**What you should do**
Could you write out all the records once more, exactly?

**Provided records**
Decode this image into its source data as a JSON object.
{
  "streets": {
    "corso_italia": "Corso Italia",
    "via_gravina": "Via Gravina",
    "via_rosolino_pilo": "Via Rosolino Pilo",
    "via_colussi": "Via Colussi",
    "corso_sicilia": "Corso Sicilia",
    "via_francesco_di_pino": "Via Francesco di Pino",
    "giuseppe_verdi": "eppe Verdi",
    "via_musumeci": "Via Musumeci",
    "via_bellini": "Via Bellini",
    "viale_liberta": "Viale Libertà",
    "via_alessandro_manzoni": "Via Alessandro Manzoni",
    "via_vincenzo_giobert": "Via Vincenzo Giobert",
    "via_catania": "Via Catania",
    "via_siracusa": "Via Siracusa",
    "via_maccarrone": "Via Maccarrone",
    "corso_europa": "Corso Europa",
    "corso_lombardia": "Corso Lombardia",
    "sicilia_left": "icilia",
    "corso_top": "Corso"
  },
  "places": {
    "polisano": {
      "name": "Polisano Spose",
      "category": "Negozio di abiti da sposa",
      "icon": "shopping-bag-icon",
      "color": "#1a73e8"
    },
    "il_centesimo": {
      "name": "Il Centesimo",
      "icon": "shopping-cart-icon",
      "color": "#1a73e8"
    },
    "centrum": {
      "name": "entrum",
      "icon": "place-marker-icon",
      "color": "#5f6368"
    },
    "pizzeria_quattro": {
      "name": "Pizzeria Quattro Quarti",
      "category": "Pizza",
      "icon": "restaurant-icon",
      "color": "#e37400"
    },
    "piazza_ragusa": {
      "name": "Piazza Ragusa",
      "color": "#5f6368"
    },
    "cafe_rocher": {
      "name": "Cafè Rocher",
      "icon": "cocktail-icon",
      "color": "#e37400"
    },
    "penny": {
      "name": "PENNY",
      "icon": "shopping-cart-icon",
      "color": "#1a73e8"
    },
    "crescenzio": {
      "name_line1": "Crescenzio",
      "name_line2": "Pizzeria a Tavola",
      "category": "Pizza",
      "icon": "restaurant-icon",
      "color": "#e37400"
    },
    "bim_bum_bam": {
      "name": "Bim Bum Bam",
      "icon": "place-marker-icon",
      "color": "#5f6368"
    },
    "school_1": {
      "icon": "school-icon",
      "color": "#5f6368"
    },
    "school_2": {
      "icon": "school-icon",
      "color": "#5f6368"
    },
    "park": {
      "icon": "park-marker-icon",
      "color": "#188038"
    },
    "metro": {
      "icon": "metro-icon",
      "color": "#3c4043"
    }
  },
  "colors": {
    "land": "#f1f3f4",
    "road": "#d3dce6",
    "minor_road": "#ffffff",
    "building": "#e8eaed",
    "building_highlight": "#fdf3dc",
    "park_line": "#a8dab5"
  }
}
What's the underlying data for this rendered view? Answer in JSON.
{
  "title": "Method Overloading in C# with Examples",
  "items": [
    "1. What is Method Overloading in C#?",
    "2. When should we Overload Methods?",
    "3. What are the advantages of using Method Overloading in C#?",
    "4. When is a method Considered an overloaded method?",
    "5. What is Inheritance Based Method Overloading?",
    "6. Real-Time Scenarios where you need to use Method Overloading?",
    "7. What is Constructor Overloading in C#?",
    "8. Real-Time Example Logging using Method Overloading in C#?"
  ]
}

**Solution for this exercise**
Decode this image into its source data as a JSON object.
{
  "streets": {
    "corso_italia": "Corso Italia",
    "via_gravina": "Via Gravina",
    "via_rosolino_pilo": "Via Rosolino Pilo",
    "via_colussi": "Via Colussi",
    "corso_sicilia": "Corso Sicilia",
    "via_francesco_di_pino": "Via Francesco di Pino",
    "giuseppe_verdi": "eppe Verdi",
    "via_musumeci": "Via Musumeci",
    "via_bellini": "Via Bellini",
    "viale_liberta": "Viale Libertà",
    "via_alessandro_manzoni": "Via Alessandro Manzoni",
    "via_vincenzo_giobert": "Via Vincenzo Giobert",
    "via_catania": "Via Catania",
    "via_siracusa": "Via Siracusa",
    "via_maccarrone": "Via Maccarrone",
    "corso_europa": "Corso Europa",
    "corso_lombardia": "Corso Lombardia",
    "sicilia_left": "icilia",
    "corso_top": "Corso"
  },
  "places": {
    "polisano": {
      "name": "Polisano Spose",
      "category": "Negozio di abiti da sposa",
      "icon": "shopping-bag-icon",
      "color": "#1a73e8"
    },
    "il_centesimo": {
      "name": "Il Centesimo",
      "icon": "shopping-cart-icon",
      "color": "#1a73e8"
    },
    "centrum": {
      "name": "entrum",
      "icon": "place-marker-icon",
      "color": "#5f6368"
    },
    "pizzeria_quattro": {
      "name": "Pizzeria Quattro Quarti",
      "category": "Pizza",
      "icon": "restaurant-icon",
      "color": "#e37400"
    },
    "piazza_ragusa": {
      "name": "Piazza Ragusa",
      "color": "#5f6368"
    },
    "cafe_rocher": {
      "name": "Cafè Rocher",
      "icon": "cocktail-icon",
      "color": "#e37400"
    },
    "penny": {
      "name": "PENNY",
      "icon": "shopping-cart-icon",
      "color": "#1a73e8"
    },
    "crescenzio": {
      "name_line1": "Crescenzio",
      "name_line2": "Pizzeria a Tavola",
      "category": "Pizza",
      "icon": "restaurant-icon",
      "color": "#e37400"
    },
    "bim_bum_bam": {
      "name": "Bim Bum Bam",
      "icon": "place-marker-icon",
      "color": "#5f6368"
    },
    "school_1": {
      "icon": "school-icon",
      "color": "#5f6368"
    },
    "school_2": {
      "icon": "school-icon",
      "color": "#5f6368"
    },
    "park": {
      "icon": "park-marker-icon",
      "color": "#188038"
    },
    "metro": {
      "icon": "metro-icon",
      "color": "#3c4043"
    }
  },
  "colors": {
    "land": "#f1f3f4",
    "road": "#d3dce6",
    "minor_road": "#ffffff",
    "building": "#e8eaed",
    "building_highlight": "#fdf3dc",
    "park_line": "#a8dab5"
  }
}
What's the underlying data for this rendered view? Answer in JSON.
{
  "title": "Method Overloading in C# with Examples",
  "items": [
    "1. What is Method Overloading in C#?",
    "2. When should we Overload Methods?",
    "3. What are the advantages of using Method Overloading in C#?",
    "4. When is a method Considered an overloaded method?",
    "5. What is Inheritance Based Method Overloading?",
    "6. Real-Time Scenarios where you need to use Method Overloading?",
    "7. What is Constructor Overloading in C#?",
    "8. Real-Time Example Logging using Method Overloading in C#?"
  ]
}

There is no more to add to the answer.